s, No doubt, like me, when you think of Paris you envisage long sweeping tree-lined boulevards. Each boulevard straddled by majestic stone buildings. The buildings, whilst most constructed with the same white stone and of similar height and style, are each individual - no two are the same. Some doorways may be grand coach gates decorated with wrought iron and glass, others may be large heavy wooden entries adorned with elaborate brass door knocks. Windows may be square or arched, some full height some small. Then, look up higher and you will see the rooflines with their carved stonework are just as elaborate and varied as the rest of the building.
It is this constraint in the Haussmannian architecture that gives Paris her rythm, her comfort, her familiarity. But it is her detailing that gives her her intrigue.
I love it all. I never tire of roaming the streets of Paris. And on days when I might be fatigued or feeling hard done by, all I need do is look up and take in the beauty of the stonework, the intricacy of the roof line. Try it, it works wonders. In minutes my spirit is lifted and imagination buzzing.
On a number of occasions, it has been when I have been doing just that and enjoying my reverie that I have chanced upon something quite extraordinary - streets that defy all of the Haussmannan constraints. Little pockets of wonder that beg exploring.
I would like to share one such street with you in this post.
Most of us have enjoyed meandering around Montmartre, taking in the sights, perhaps stopping for a bite to eat. In your stroll, if you have adventured along the Avenue Junot you may well have stumbled upon Villa Léandre - a haven of English Normand houses. Yes, that is right, English style houses, one prettier than the next, all stacked up against one another. What a delight!
This street was built in 1926 on the site of an old mill. Why it was built in this style and still stands today is a bit of a mystery. At least the former is. The latter may be due to the fact that this little pocket of paradise happens to be one of the most expensive streets in the city. That reason alone is sure to keep the developers at bay.
Each house is different, most made of brick with a variety of decoration - tiles, wooden carvings, wrought iron. Owners certainly take their gardening seriously with each little patch in front of the houses well kept and inviting.
As you can see from the photo below, one resident has taken the English theme further with a Number 10 Downing Street sign!
I hope you make it there one day and if you have already visited, do share your experience with us below.
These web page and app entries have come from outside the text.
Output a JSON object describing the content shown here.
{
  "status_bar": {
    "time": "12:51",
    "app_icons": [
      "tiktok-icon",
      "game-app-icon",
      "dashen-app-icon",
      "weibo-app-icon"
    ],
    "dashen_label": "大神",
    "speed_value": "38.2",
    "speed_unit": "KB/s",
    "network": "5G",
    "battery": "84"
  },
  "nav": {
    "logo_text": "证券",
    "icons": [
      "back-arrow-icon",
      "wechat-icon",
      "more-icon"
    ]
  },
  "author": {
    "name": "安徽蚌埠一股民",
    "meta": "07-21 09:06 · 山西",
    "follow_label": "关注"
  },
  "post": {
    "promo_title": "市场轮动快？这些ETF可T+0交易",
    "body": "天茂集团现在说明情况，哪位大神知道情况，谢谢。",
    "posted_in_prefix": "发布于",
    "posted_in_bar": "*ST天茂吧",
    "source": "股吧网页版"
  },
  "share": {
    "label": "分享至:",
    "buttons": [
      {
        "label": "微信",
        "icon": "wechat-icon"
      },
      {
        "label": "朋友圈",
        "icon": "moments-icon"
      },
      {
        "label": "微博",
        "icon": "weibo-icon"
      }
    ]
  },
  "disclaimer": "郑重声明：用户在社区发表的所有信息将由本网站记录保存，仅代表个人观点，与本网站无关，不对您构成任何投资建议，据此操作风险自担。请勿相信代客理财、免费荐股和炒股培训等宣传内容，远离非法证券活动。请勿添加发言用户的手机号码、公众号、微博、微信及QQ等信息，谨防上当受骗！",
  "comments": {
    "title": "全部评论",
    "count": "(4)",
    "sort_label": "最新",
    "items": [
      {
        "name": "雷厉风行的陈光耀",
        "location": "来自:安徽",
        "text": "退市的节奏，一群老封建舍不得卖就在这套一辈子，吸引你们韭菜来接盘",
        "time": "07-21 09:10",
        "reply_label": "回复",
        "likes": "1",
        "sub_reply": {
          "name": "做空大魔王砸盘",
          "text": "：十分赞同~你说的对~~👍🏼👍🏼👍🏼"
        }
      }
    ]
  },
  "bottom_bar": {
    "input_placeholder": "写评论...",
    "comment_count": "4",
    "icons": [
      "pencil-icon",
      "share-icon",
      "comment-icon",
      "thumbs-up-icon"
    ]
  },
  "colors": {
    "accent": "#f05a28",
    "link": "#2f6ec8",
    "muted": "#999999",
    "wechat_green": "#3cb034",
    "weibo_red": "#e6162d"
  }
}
Very well travelled, Tricia has spent many years in the Tourism Industry and in France, and is perfectly placed to guide you on your own French journey into lifestyle, fashion and more...Stay tuned!